• Richard Easson

BLM Organization Nominated for Nobel Peace Prize

Norwegian MP Petter Eide, a representative for the Socialist Left party in the country’s parliament, filed paperwork to nominate the self-described Marxist organization, Black Lives Matter, for a Nobel Peace Prize.

Any politician serving on a national level is able to submit a nomination consisting of a statement with a 2,000-word limit to make their case. This year’s deadline for nominations is February 1st with winners being chosen in October and the award ceremony slated for December 10th.

In a statement made regarding his nomination, Eide said, “I find that one of the key challenges we have seen in America, but also in Europe and Asia, is the kind of increasing conflict based on inequality. Black Lives Matter has become a very important worldwide movement to fight racial injustice. They have had a tremendous achievement in raising global awareness and consciousness about racial injustice.”

Eide doesn’t sound aware of the fact that according to the organization’s financial records, only 6% of the donations collected by BLM is passed to their local chapters. Doesn’t sound like BLM is doing much to fight injustice, especially on a local level.

Donald Trump was nominated a second time by a right-leaning colleague of Eide’s, Christian Tybring-Gjedde, for his role in the historic normalization of relations between the UAE and Israel.

On the nomination of Trump, Eide said that he had “a little difficulty defending that nomination” due to the events that took place at the Capitol building on January 6th, despite the beginning of the storming of the Capitol taking place prior to Trump’s speech. The events gave Democrats what they believe to be a credible right to launch a second phony impeachment.

Eide also said that he didn’t want his nomination to be seen as a personal view on domestic US politics. He has consistently dismissed any criticism that the BLM organization is responsible for violence in US cities. “Studies have shown that most of the demonstrations organized by Black Lives Matter have been peaceful. Of course, there have been incidents, but most of them have been caused by the activities of either the police or counter-protestors.”
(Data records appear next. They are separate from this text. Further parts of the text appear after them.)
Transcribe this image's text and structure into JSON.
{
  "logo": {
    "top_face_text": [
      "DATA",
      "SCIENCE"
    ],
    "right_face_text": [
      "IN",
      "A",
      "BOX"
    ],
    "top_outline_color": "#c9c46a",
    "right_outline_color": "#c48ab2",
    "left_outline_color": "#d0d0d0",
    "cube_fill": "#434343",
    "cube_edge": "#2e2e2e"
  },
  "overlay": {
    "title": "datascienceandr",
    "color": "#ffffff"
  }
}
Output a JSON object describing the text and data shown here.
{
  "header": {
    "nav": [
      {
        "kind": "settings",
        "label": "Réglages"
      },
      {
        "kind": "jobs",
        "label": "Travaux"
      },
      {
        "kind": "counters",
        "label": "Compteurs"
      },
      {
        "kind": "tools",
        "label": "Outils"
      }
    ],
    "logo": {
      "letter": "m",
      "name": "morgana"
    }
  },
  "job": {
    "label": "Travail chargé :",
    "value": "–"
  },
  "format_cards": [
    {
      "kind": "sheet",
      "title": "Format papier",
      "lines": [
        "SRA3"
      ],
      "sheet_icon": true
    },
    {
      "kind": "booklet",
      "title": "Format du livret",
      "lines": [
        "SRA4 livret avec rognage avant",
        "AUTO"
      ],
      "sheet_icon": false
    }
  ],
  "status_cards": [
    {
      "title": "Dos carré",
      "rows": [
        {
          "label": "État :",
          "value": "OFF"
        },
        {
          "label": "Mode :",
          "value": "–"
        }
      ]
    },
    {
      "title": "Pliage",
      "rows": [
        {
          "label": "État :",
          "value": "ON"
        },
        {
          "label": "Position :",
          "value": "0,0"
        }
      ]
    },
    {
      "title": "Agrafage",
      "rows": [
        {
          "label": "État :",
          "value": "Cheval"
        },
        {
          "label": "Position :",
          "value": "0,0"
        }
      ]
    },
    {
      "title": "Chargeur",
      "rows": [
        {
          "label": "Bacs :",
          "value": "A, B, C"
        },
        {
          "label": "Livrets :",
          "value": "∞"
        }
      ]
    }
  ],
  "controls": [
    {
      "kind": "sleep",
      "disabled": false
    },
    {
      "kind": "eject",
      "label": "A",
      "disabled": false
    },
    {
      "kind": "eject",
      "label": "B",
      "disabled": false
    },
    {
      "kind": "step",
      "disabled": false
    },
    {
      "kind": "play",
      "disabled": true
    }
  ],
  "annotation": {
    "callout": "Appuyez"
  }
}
While some of the organization’s marches were peaceful, he’s right that there were those that did not go without incidents, but wrong that most of those marred with violence were provoked by police or counter-protestors.

Eide doesn’t sound aware of the fact, or ignores, that aside from bursts of violence that were a result of some rallies, large amounts of BLM demonstrators have been constant nuisances in communities across America. From attacking peaceful diners in Pittsburgh, PA and climbing into homes in Rochester, NY, to invading a Christmas-decorated street in Wisconsin benefitting children with cancer by marching down the street and screaming obscenities at residents.

The list of non-police/non-counter-protestor incited events goes on and on.

He concluded his nomination statement saying, “Awarding the peace prize to Black Lives Matter, as the strongest global force against racial injustice, will send a powerful message that peace is founded on equality, solidarity and human rights, and that all countries must respect those basic principles.”